SMITH v. MISSOURI PAC. RY. CO. (CirCUit Court of Appeals, Eighth Circuit. May 29, 1893.) No. 19G.
PLEADING-AMEND}lENT-ACTION FOR WRONGFUL DEATH.
Where, in an action against a railroad company for causing the death of an employe, the original petition proceeds ent'irely on the ground of the company's negligpnce in employing an engineer of known 'incompetence, an amendment which alleges that the engineer was negligent, and that he and the deceased were not fellow servants, does not introduce a new cause of action, but Is only an amplification of the original one, and Is a proper amendment. 50 Fed. Rep. 760, reversed. Scoville v. Glassner, 79 Mo. 449, distinguished.
In E.rror to the Circuit Court of the United States for the Western District of Missouri. At Law. Action by Kate Smith against the Missouri Pacific Railway Company to recover damages for the alleged wrongful death of her husband. A demurrer to the second count of the amended petition was sustained, (50 Fed. Rep. 760,) and, plaintiff declining to plead further, judgment was entered for defendant. Plaintiff brings error. Reversed. Statement by THAYER, District Judge:

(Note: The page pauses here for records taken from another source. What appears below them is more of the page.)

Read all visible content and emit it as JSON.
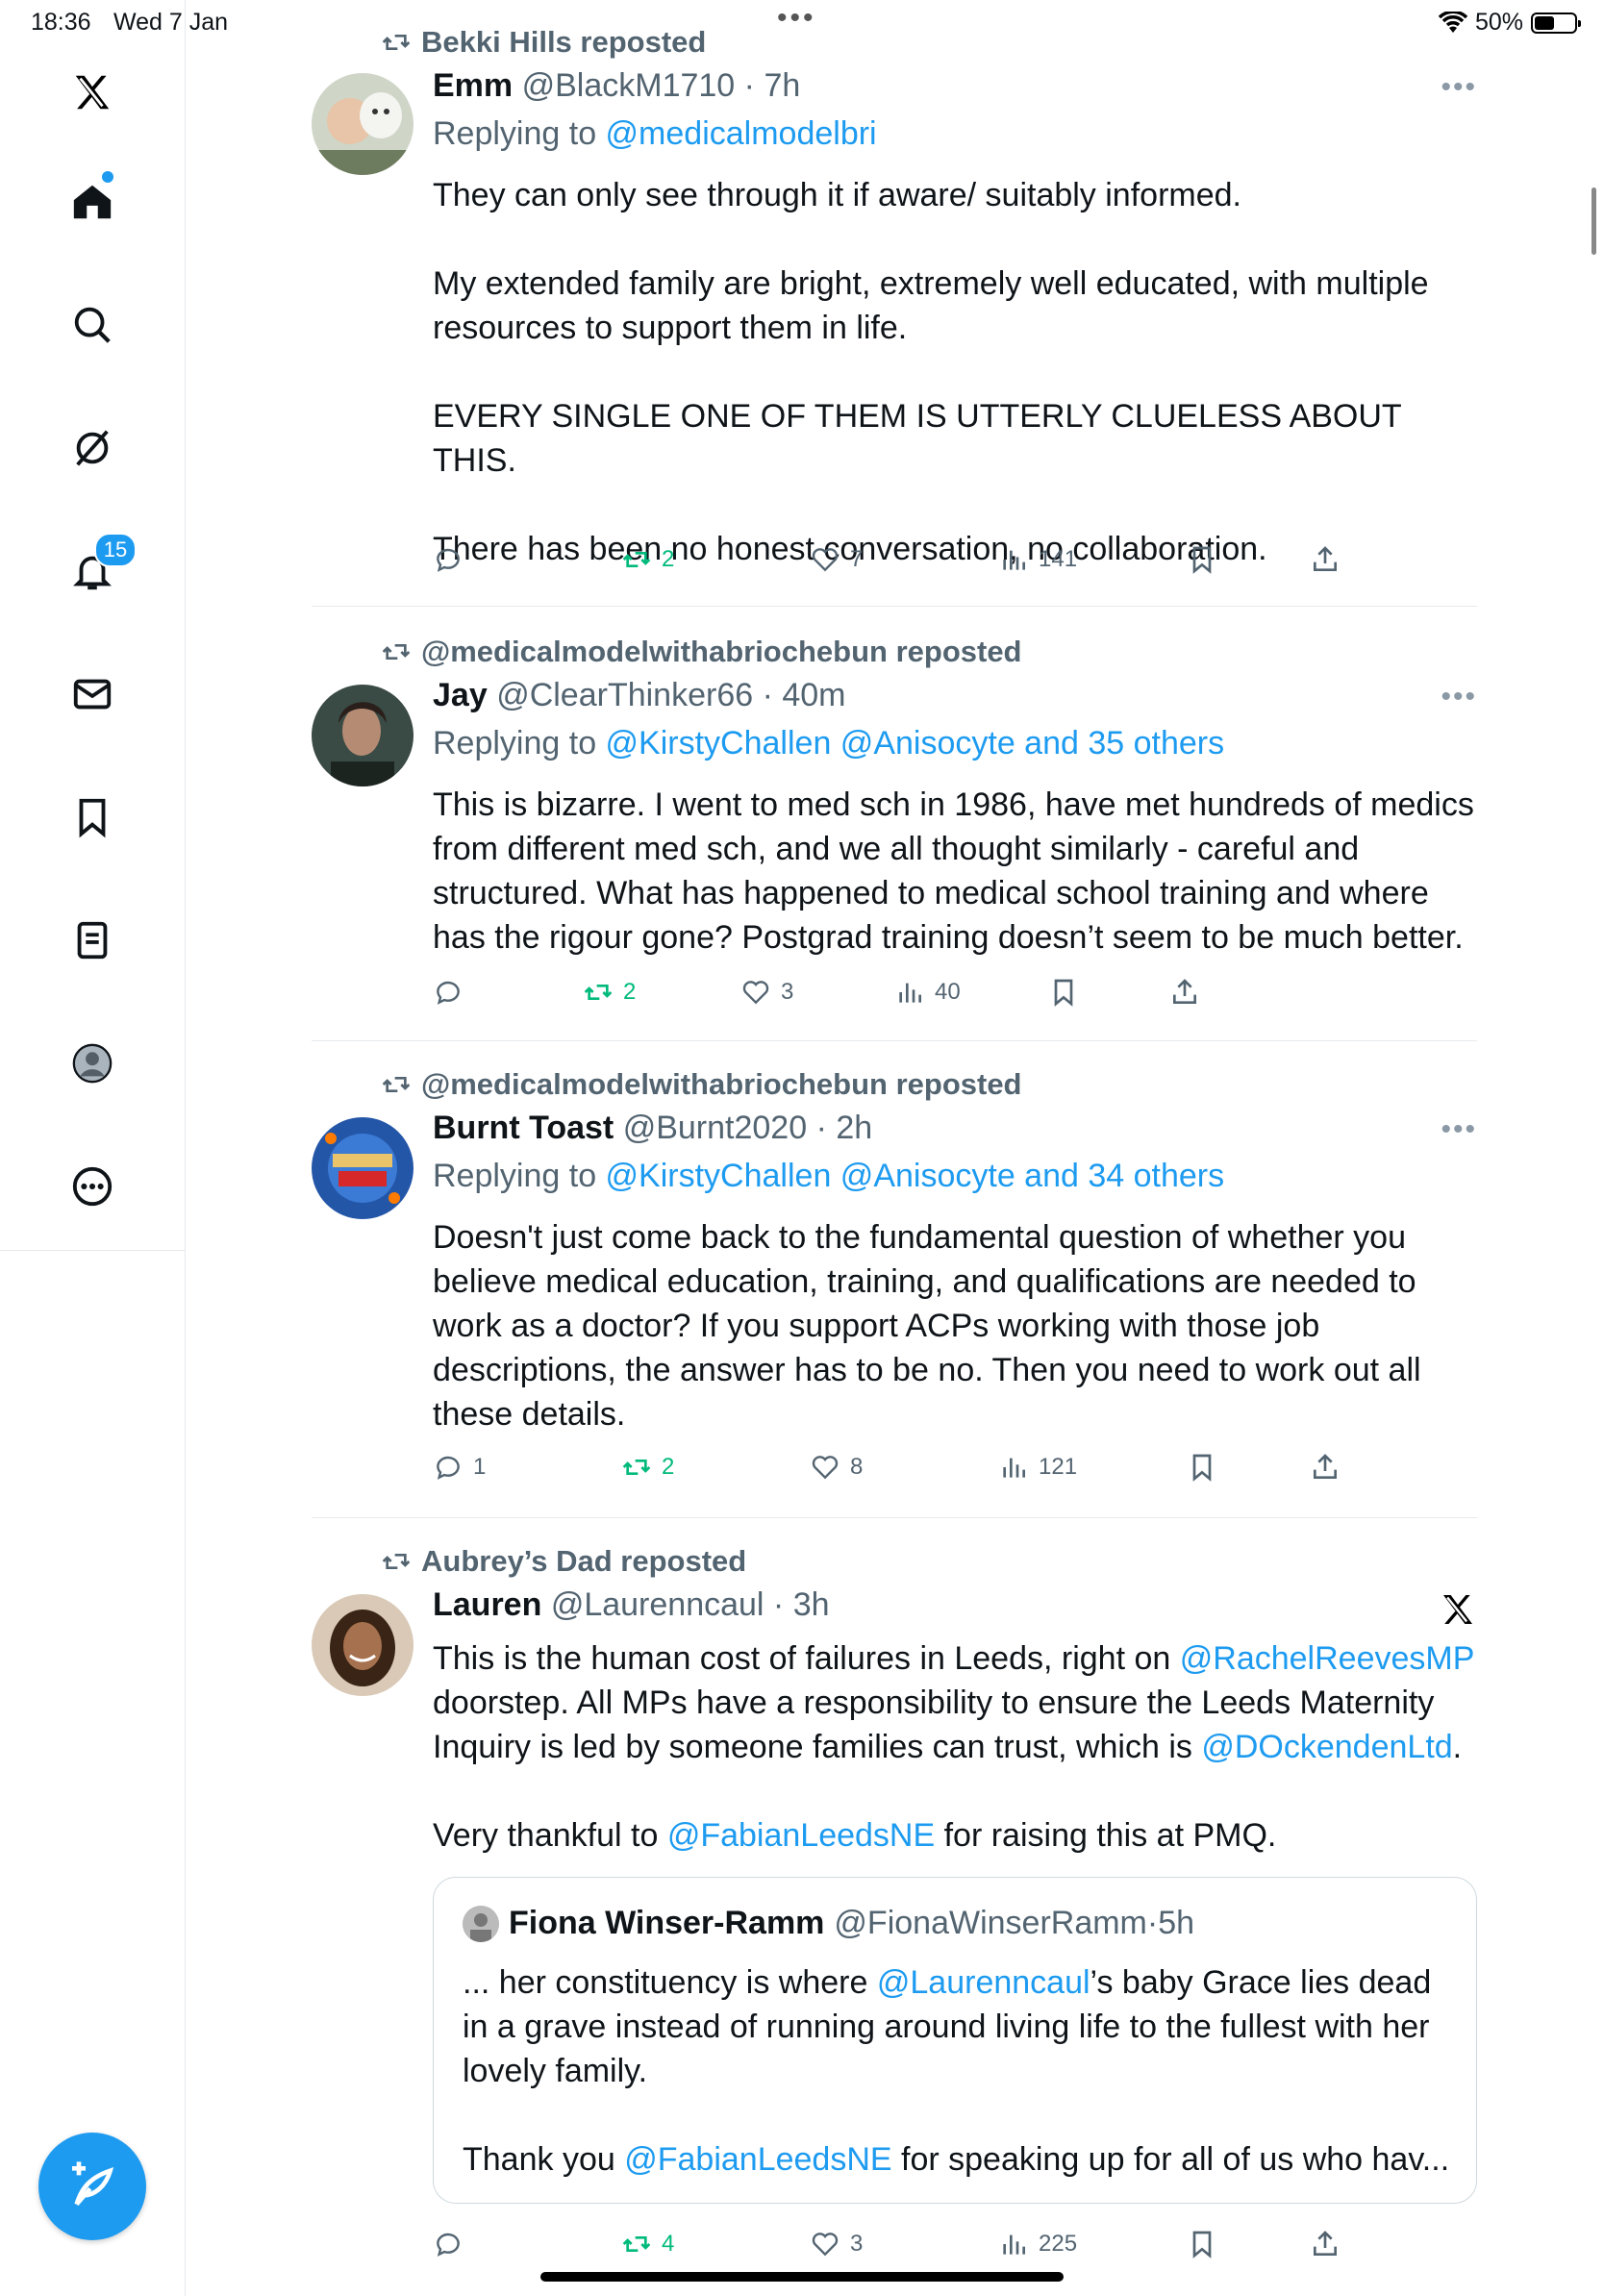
{
  "status": {
    "time": "18:36",
    "date": "Wed 7 Jan",
    "battery": "50%",
    "battery_level": 0.5
  },
  "sidebar": {
    "items": [
      {
        "name": "x-logo",
        "icon": "x-logo-icon"
      },
      {
        "name": "home",
        "icon": "home-icon"
      },
      {
        "name": "search",
        "icon": "search-icon"
      },
      {
        "name": "grok",
        "icon": "grok-icon"
      },
      {
        "name": "notifications",
        "icon": "bell-icon",
        "badge": "15"
      },
      {
        "name": "messages",
        "icon": "mail-icon"
      },
      {
        "name": "bookmarks",
        "icon": "bookmark-icon"
      },
      {
        "name": "lists",
        "icon": "list-icon"
      },
      {
        "name": "profile",
        "icon": "profile-icon"
      },
      {
        "name": "more",
        "icon": "more-circle-icon"
      }
    ]
  },
  "posts": [
    {
      "reposted_by": "Bekki Hills reposted",
      "name": "Emm",
      "handle": "@BlackM1710",
      "time": "7h",
      "reply_prefix": "Replying to ",
      "reply_targets": "@medicalmodelbri",
      "paragraphs": [
        "They can only see through it if aware/ suitably informed.",
        "My extended family are bright, extremely well educated, with multiple resources to support them in life.",
        "EVERY SINGLE ONE OF THEM IS UTTERLY CLUELESS ABOUT THIS.",
        "There has been no honest conversation, no collaboration."
      ],
      "replies": "",
      "reposts": "2",
      "likes": "7",
      "views": "141"
    },
    {
      "reposted_by": "@medicalmodelwithabriochebun reposted",
      "name": "Jay",
      "handle": "@ClearThinker66",
      "time": "40m",
      "reply_prefix": "Replying to ",
      "reply_targets": "@KirstyChallen @Anisocyte and 35 others",
      "paragraphs": [
        "This is bizarre. I went to med sch in 1986, have met hundreds of medics from different med sch, and we all thought similarly - careful and structured. What has happened to medical school training and where has the rigour gone? Postgrad training doesn’t seem to be much better."
      ],
      "replies": "",
      "reposts": "2",
      "likes": "3",
      "views": "40"
    },
    {
      "reposted_by": "@medicalmodelwithabriochebun reposted",
      "name": "Burnt Toast",
      "handle": "@Burnt2020",
      "time": "2h",
      "reply_prefix": "Replying to ",
      "reply_targets": "@KirstyChallen @Anisocyte and 34 others",
      "paragraphs": [
        "Doesn't just come back to the fundamental question of whether you believe medical education, training, and qualifications are needed to work as a doctor? If you support ACPs working with those job descriptions, the answer has to be no. Then you need to work out all these details."
      ],
      "replies": "1",
      "reposts": "2",
      "likes": "8",
      "views": "121"
    },
    {
      "reposted_by": "Aubrey’s Dad reposted",
      "name": "Lauren",
      "handle": "@Laurenncaul",
      "time": "3h",
      "p1_a": "This is the human cost of failures in Leeds, right on ",
      "p1_link1": "@RachelReevesMP",
      "p1_b": " doorstep. All MPs have a responsibility to ensure the Leeds Maternity Inquiry is led by someone families can trust, which is ",
      "p1_link2": "@DOckendenLtd",
      "p1_c": ".",
      "p2_a": "Very thankful to ",
      "p2_link": "@FabianLeedsNE",
      "p2_b": " for raising this at PMQ.",
      "quote": {
        "name": "Fiona Winser-Ramm",
        "handle": "@FionaWinserRamm",
        "time": "5h",
        "q1_a": "... her constituency is where ",
        "q1_link": "@Laurenncaul",
        "q1_b": "’s baby Grace lies dead in a grave instead of running around living life to the fullest with her lovely family.",
        "q2_a": "Thank you ",
        "q2_link": "@FabianLeedsNE",
        "q2_b": " for speaking up for all of us who hav..."
      },
      "replies": "",
      "reposts": "4",
      "likes": "3",
      "views": "225"
    }
  ]
}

The plaintiff in error brought an action against the defendant in error on the 24th day of May, 1882, in the United States circuit court for the western district of Missouri, to recover damages for the death of her husband, who was killed 011 the 30th day of November, 1881, in the yards of the defendant In errol' at Kansas City, Mo., by being run over by a locomotive engine. The petition that was originally filed in the case was framed under the Missouri damage act, (Rev. St. Mo. ISS!), § 4425,) and alleged, in SUbstance, that the defendant company, on November 30, 1881, had in its employ a locomotive engineer by the name of Murray, who was not a competent, skillful, expel'1eneed, and careful engineer, as said company had reason to know, and did know, when it employed him, and that it was guilty of negligence in selecting and appointing such engineer; that said engineer, Murray, on the 30th of Novemuer, 1881, by reason of his want of skill, experience, and care, ran a switch engine, of which he was then in charge, through the defendant company's yards, at Kansas City, at a dangerous rate of speed, and by so doing ran over and killed the plaintiff's husband, wllO 'was a wntl'hmall in said yard,;, nnd was at the time engaged in the careful discharge of Ws duties. The petition fur-